Here’s three key things to look for in your tire dealer:

Knowledge

One key attribute is knowledge. The dealer must be knowledgeable about the farm tires he and his team sells . . . how they

perform in certain applications and how they deliver on key attributes such as tread wear and roadability.

This may seem like a no brainer but some dealers carry mostly passenger and/or medium/heavy truck tires, along with a limited supply of Ag tires. You should do business with a dealer who specializes in Ag tires . . . who hires people with Ag tire expertise and trains his staff on the latest Ag tire technologies. CEAT Specialty Tires works closely with its distributors and dealers to educate them on the latest technologies so they can better advise their farmer customers.

Customer Service

Successful Ag tire dealers are always off the charts on customer service. They treat their farmer customers almost like family.

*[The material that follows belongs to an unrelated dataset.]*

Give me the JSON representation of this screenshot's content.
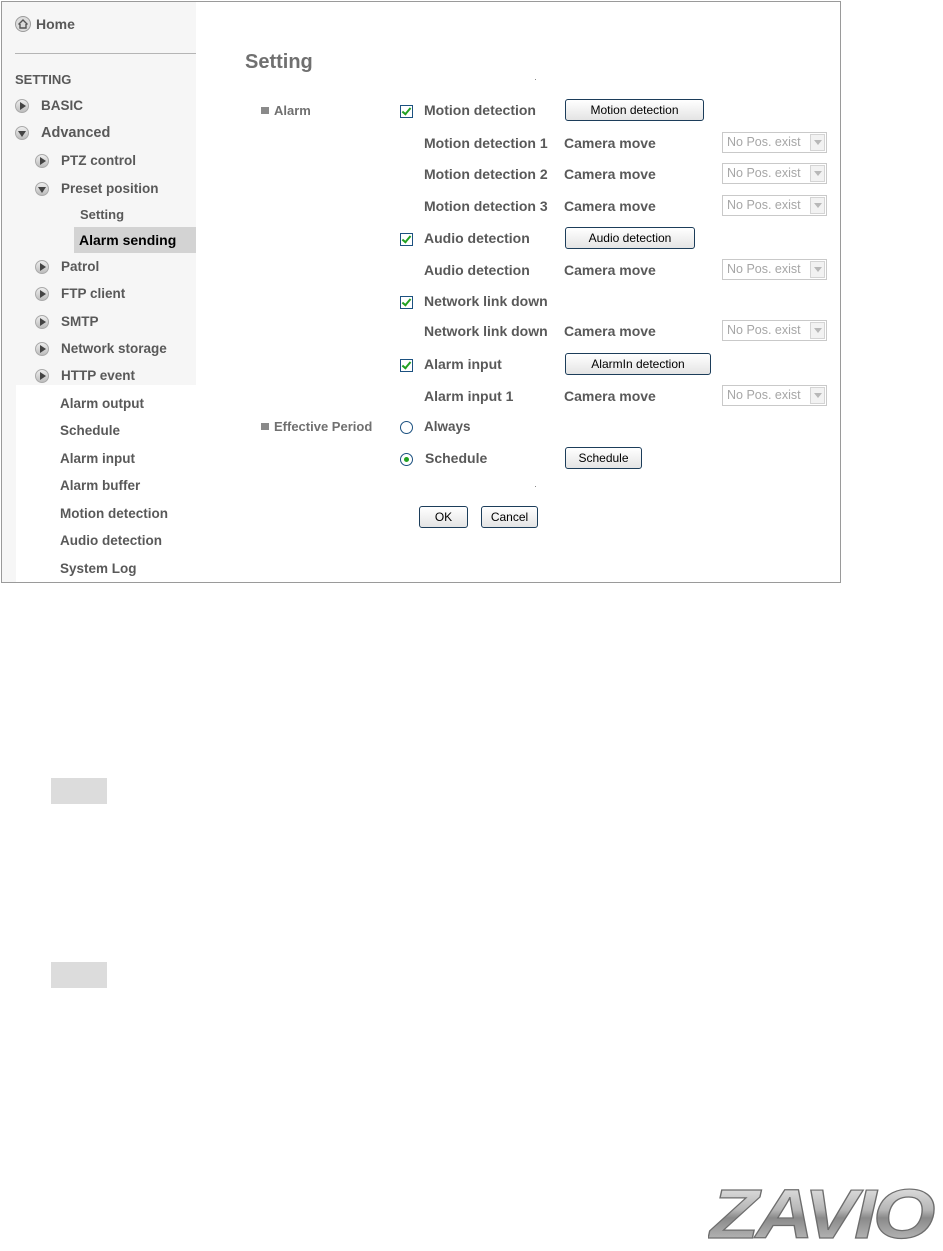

You can usually get a pretty good sense of how a dealer treats his sales and service staff by their tone, attentiveness, word-of-mouth and so on.

A very tangible customer service assessment is when you have a tire failure in the field. A good tire dealer will move mountains to get a service truck to your location as quickly as possible because down time is a killer for farmers.

Also, when a tire manufacturer’s warranty comes into play, does the tire dealer work closely with the manufacturer to handle the situation?

Your Profits or Their Profits?

Tire dealers, like all businesses of course, need to make decent profits to stay in business. But do they have your farm’s viability at heart when they make recommendations. Do they provide you an honest assessment of your tire needs?

For instance, If the tractor is just doing jobs in the yard, it may not need as much tread depth and technical sophistication as one pulling heavy implements in the field. But if good tread depth is needed for the job, the dealer won’t let you go into the field with one arm tied behind his back.

Can the deer antler in the sidewall be repaired or have there been so many punctures that you are better off with a new tire? This also gets into overall expertise and experience. A good tire dealer will check the overall condition of the punctured tire to assess its potential for failure. A repair is much less expensive than a new tire but will that repaired tire fail when you need it the most – again, no one wants down time in the field!

You need a tire dealer who takes the time to understand your operation and makes recommendations that are in your best interest – a real partner! We at CEAT Specialty Tires take a similar approach in determining the dealers that represent our brand. The tire dealer is our connection to farmers and ranchers and is absolutely critical to the ongoing success of our company and the end users of our products.

CEAT’s Monty Hawthorne (left) with Brick Oltmann of American Omni Trading Co., and Georgia peanut farmer Justin Studstill (right).

Brad Schmucker, owner of Millersburg Tire Service in Ohio